In Mark chapter 1, as Jesus begins his ministry at his first stop in the town of Capernaum, Jesus concludes his visit by saying to his disciples, “Let us go on to the neighbouring towns, so that I may proclaim the message there also; for that is what I came out to do.”
Jesus doesn’t stay a Capernaum. Jesus doesn’t stay at Simon’s house. Jesus could have stayed. The disciples were ready to stay. There were more sick people to be healed, more demons to cast out, and more folks were lined up to see him and to listen to him teach. All of these things that Jesus could have stayed to do are the things that Jesus was doing and things that he would continue to do in his ministry, the things he would send his disciples out to do, but in this passage Jesus reveals to us and his disciples that these things were not his only top priority. Another of Jesus’ top priorities was to proclaim the message of God.
Jesus must have felt the heavy weight of his decision. He was clearly considering staying. His disciples, whom Jesus had just called to him, must have assumed they would be staying. We are told that he needed to go off and pray to work it out with God. And his answer to his searching disciples highlights the equally important place that God has for spreading the message. He says to his disciples, “Let us go on to the neighbouring towns, so that I may proclaim the message there also; for that is what I came out to do.”
A top priority of the church is and has always been the same as Jesus’, to proclaim the message of God. Proclaiming the message is outward and active. Proclaiming the message is about reaching out to those who haven’t heard and have yet to receive the message. It was the disciples and the people of the early church who did just that and who, even in the face of persecution, proclaimed the message so that in less than 300 years the Christians became the majority in their culture.
A couple of weeks ago, I spoke to you about some of my concerns for the Anglican Church in Georgetown. I presented you with some of the “head stuff”, facts, figures, and photographs that I hoped would paint a rough picture of how we Anglican’s have struggled to proclaim the message in the Georgetown area. We Anglicans have survived, but we have not found our way to thrive and grow as other Christian denominations so clearly have.
Today, as we reflect on this story from scripture, St. George’s, and the state of the Anglican Church in Georgetown, would it be so hard to imagine a similar outcome to the situation we find ourselves in to what might have happened if Jesus and the disciples had decided to stay at Simon’s house looking after the people of Capernaum? If they had stayed, Jesus and the disciples would have continued their work healing and teaching, but I wonder if Christianity would have ever spread across the world, if Jesus had not journeyed on and reached Jerusalem.

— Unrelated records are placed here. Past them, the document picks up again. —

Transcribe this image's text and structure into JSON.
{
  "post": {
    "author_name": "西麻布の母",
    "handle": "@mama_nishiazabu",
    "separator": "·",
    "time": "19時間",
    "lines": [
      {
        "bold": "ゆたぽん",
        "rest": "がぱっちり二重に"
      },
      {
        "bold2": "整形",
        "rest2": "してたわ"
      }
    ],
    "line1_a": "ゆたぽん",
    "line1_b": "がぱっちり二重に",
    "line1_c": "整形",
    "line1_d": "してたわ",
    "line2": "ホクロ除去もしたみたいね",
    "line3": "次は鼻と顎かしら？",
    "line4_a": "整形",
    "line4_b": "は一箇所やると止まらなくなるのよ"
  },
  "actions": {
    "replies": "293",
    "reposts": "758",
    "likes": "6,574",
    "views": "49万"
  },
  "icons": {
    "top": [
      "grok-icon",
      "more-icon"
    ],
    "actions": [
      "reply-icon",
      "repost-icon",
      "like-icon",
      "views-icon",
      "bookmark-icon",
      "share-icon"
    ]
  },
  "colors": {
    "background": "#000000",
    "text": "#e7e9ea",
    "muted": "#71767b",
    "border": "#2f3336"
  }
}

For a time, I believe that we Anglican’s have lingered in Capernaum. We have continued to teach and heal, and show compassion for one another, but I am concerned that we are in danger of losing the balance between acting out the message and proclaiming the message to those outside our doors. When we read through our annual reports and when we reflect on all that we have accomplished in the last year, we should be proud of what we have done in Jesus’ name. 2008 has seen us take some important steps toward strengthening our proclamation. For example, the transformation happening at the 11:15 service, we believe makes it more appealing to the younger families and those looking for worship with a less formal tone. Also important in 2008 was the impact of the leadership of The Rev’d Nancy Rowe in our parish, and in particular, in her efforts to help us stay connected to our baptismal families through the “First Steps” program. These new steps show our intention to reach out with the gospel message and make it known. In 2009, St. George’s must continue to work to restore the balance what we do for ourselves to grow in our faith and what we do to proclaim Christ’s message to our growing community.
With God’s help, we will renew our proclamation of the message of Jesus Christ, and we will open up to the people of our community an Anglican way of living in Christ’s Truth. I know that the way will not be easy and some of us will find it hard to change from what we have become used to here, living in Simon’s house. It is time to leave our comfortable way of doing things here at St. George’s. Will you come with me? Can we dare take this journey together?
Let us go on to the neighbouring community, so that we may proclaim the message there also; for that is what we came out to do.